Due to hormonal changes, teens are the most at risk of developing skin issues such as acne, cystic acne, and blackheads. Acne can be as painful as it is unsightly, so proper skincare is crucial. Teens should be taught a basic skincare routine, including facial washing with products formulated for oily or combination skin. Booking an appointment with a dermatologist can also help, as a prescription may be needed in severe cases.
Hormonal changes also tend to create issues with oil and odor on the scalp and in the hair. Showering daily is especially important for teenagers — even those who may have been able to get away with skipping a bath here and there as a child. Teens may need to be encouraged to shower and change into fresh clothes after daily activities such as sports and exercise. For some teens, washing their hair can be done every other day in order to avoid stripping the hair of too much oil.
Teenage boys typically begin growing the first signs of facial hair around the age of 15, although it may take quite some time before a daily shaving habit becomes necessary.
Most girls will begin to show an interest in shaving their leg hair around the age of 13. In addition to their legs, teenage girls may begin experiencing peer pressure to groom other areas of body hair, such as their eyebrows, upper lip, underarms, and bikini area.
While trimming all new hair growth is not medically necessary, teens may feel more comfortable fitting in with their peers if they remove hair in unwanted places. All teens should be taught about safe razor use and the importance of never sharing razors with others. Shaving alternatives such as special bikini trimmers, waxing, and other hair removal products can be shared with your teen as well.
While some teens may have slacked off on caring for their baby teeth, it is now crucial to understand the importance of oral hygiene. Many teens have braces, retainers, and other orthodontic appliances that require special care and attention to cleanliness. Brushing and flossing should occur at a minimum of twice a day, ideally after every meal, and a visit to the dentist at least annually can help identify and prevent any issues early on.
Along with puberty comes the necessity for teen girls to learn the basics of understanding and caring for their bodies during their menstrual cycle. Teens should be taught how to track their periods, how to safely use sanitary pads or tampons, and what to expect during their monthly cycles.
To encourage good hygiene in your tweens and teens, start the conversation early and model the behaviors you wish to see.
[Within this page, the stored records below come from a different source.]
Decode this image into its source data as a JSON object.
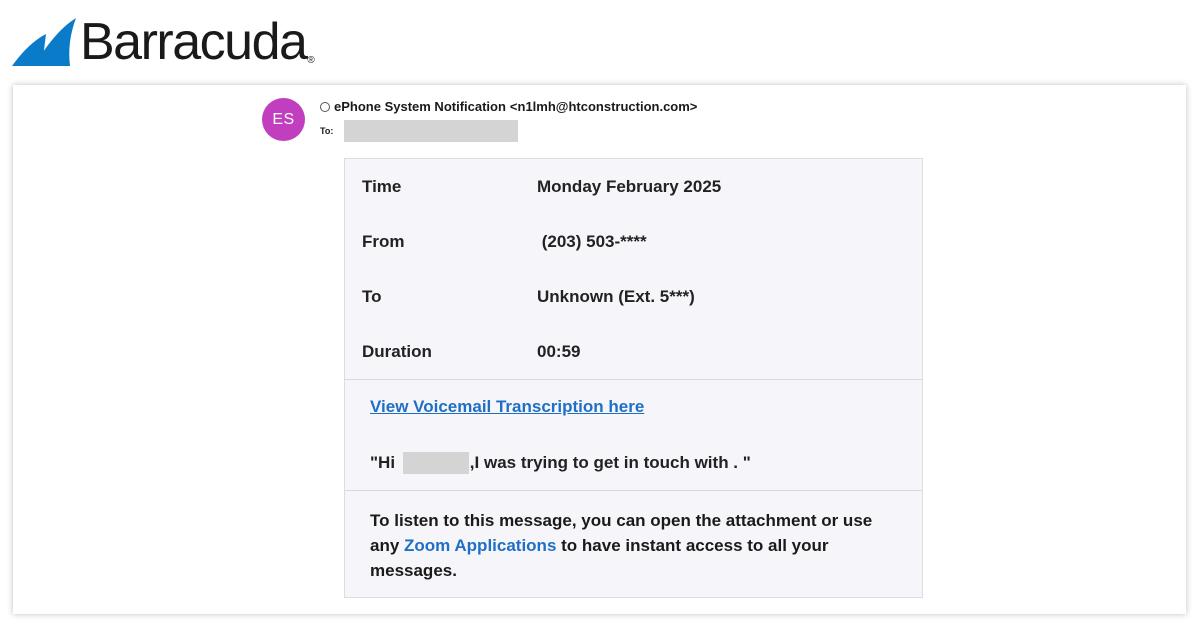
{
  "logo": {
    "text": "Barracuda",
    "reg": "®",
    "icon": "barracuda-fin-icon",
    "color": "#0a7bc8"
  },
  "email": {
    "avatar_initials": "ES",
    "avatar_color": "#c13fbf",
    "sender_name": "ePhone System Notification",
    "sender_email": "<n1lmh@htconstruction.com>",
    "to_label": "To:"
  },
  "voicemail": {
    "fields": [
      {
        "label": "Time",
        "value": "Monday February 2025"
      },
      {
        "label": "From",
        "value": " (203) 503-****"
      },
      {
        "label": "To",
        "value": "Unknown (Ext. 5***)"
      },
      {
        "label": "Duration",
        "value": "00:59"
      }
    ],
    "transcription_link": "View Voicemail Transcription here",
    "quote_start": "\"Hi ",
    "quote_end": ",I was trying to get in touch with . \"",
    "footer_pre": "To listen to this message, you can open the attachment or use any ",
    "footer_link": "Zoom Applications",
    "footer_post": " to have instant access to all your messages.",
    "link_color": "#1f6fc5"
  }
}
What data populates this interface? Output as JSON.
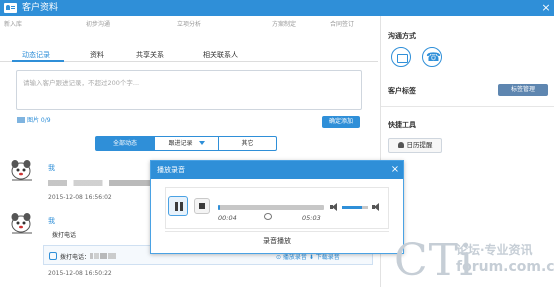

Keeping a clear and open line of communication with your teen is important to prevent feelings of body shame or embarrassment.